The artificial trees are being packed away in their boxes for another year, but real Christmas trees can provide many good things way past their lives in lights and living rooms. Christmas tree recycling ideas and community programs give your Christmas tree a second chance to be useful after the tinsel has come down.
Before recycling, Christmas trees can be used to make beautiful trellises and winter bird feeders. Prop the tree up in a corner of the yard as a trellis for next year’s peas or beans. To create a bird feeder, place the tree in its stand in the garden and “decorate” a second time with orange slices, suet and seed, or popcorn strings (use unsalted corn). Backyard birds will come for the food and stay for the shelter in the branches.
Homeowners with ponds on their property might find that rather than create a haven for the birds, they’d like to make a home for the fish. Sunk into private fishponds, Christmas trees make an excellent shaded refuge, hiding place, and feeding area for fish, and also create a great fishing spot for anglers. Real Christmas trees are biodegradable, and will only add to the underwater environment. (Artificial ones are not, and should not be recycled in the same way.)
To create this underwater wonderland, tie several discarded trees together in loose groups of two to four. Be sure to remove all traces of ornaments, hooks and tinsel from the trees, and weight the trees so they stay in place. Weights can either be tied on or trees can be set in a bucket of cement.
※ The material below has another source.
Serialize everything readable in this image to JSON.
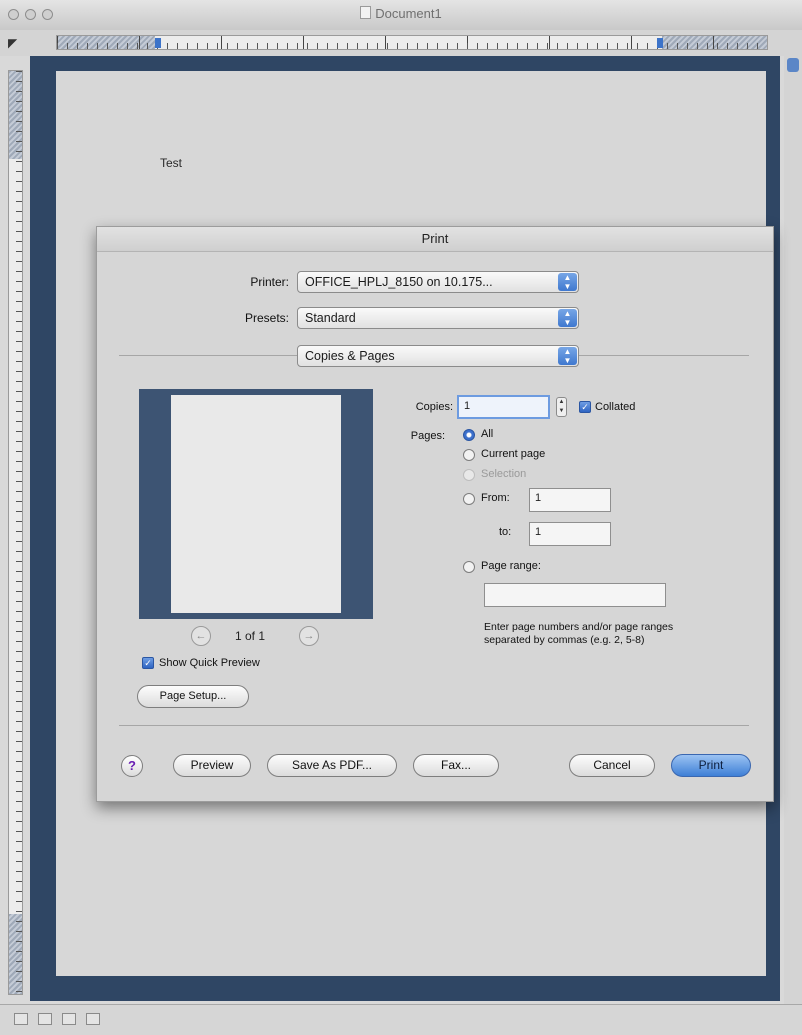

With the help of a friend, place the trees in three to ten feet of water, and if the pond is large enough, at different depths to ensure that, as seasons and temperatures change, the fish will continue to use them. Too many trees in the pond will cause fish to scatter, so limit the number to one or two per acre of water.
Recycled Christmas trees are great additions to your own ponds, but may not be welcome in public waters. Some public lakes have restrictions against this type of tree recycling, so check with local lake managers before trying this in public lakes or rivers.
If you’d rather keep your tree on land, consider using the trunk and branches as mulch for gardens, yards, or in animal stalls. Cut off the boughs and place them on the ground like a blanket to protect plants that are susceptible to windburn. The mulch provides a protective barrier for the roots of shrubs, trees and flowers while preventing weeds from growing. The mulch then decomposes, providing the nutrients plants need to thrive.
After you remove all the decorations, lights, stand, and tinsel from your family's cut holiday tree, give it another life with recycling. Trees will be accepted for recycling at the following locations between December 26 and January 18:
* Buncombe County Landfill
* Memorial Stadium (behind McCormick Field)
* Asheville city residents may place Christmas trees at the curb for recycling.
(Image provided by Buncombe County.)